Last Friday, Judge Crotty denied the attempt of three former Fannie Mae executives to dismiss the SEC’s charges that they mislead investors about the company’s exposure to subprime mortgages. Judge Crotty found that the SEC had adequately alleged that Fannie Mae’s “quantitative subprime disclosures were misleading” because “they failed to include all loans that fell within [Fannie Mae’s] subprime and Alt-A description.” In allowing the SEC’s civil fraud suit to proceed, Judge Crotty rejected the defendants’ argument that they were exempt from liability because the Securities Exchange Act of 1934 does not apply to employees of any “independent establishment of the United States,” and Fannie Mae, as a government-sponsored enterprise chartered by the federal government, qualifies as such an establishment. Although Judge Crotty held that Fannie Mae is a government instrumentality, he concluded that it is not an “independent establishment” within the meaning of the Act given that it is a publicly-traded corporation managed and controlled by a Board of Directors elected by its shareholders.
Continue Reading Judge Crotty Rejects Ex-Fannie Mae Executives’ Bid to Dismiss SEC Charges

Last Wednesday, Judge Rakoff explained why, back in February, he denied ex-Citigroup executive Brian Stoker’s motion to dismiss the SEC’s enforcement action against him.
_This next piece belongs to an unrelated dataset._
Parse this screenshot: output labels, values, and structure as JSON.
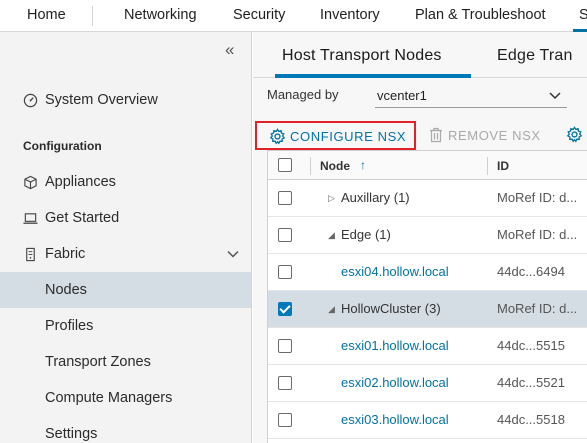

As we previously blogged, the SEC has charged Stoker with securities fraud in connection with a CDO that he allegedly helped to create and market. The SEC contends that Stoker failed to disclose to investors that Citigroup influenced the selection of the CDO’s assets and then shorted those assets. Judge Rakoff’s decision is significant in two respects. First, it holds that to state a claim under Section 17(a)(2) of the Securities Act of 1933, the SEC is required to allege only that a defendant “obtained money or property for his employer while acting as its agent” or, alternatively, that the defendant “personally obtained money indirectly from the fraud.” While acknowledging that the case law is “surprisingly sparse, and inconclusive” on this point, Judge Rakoff rejected Stoker’s argument that Section 17(a)(2) requires that a defendant must have personally obtained money or property by means of the alleged misleading statements or omissions.
Continue Reading Judge Rakoff Explains Denial of Ex-Citigroup Executive’s Motion to Dismiss SEC Action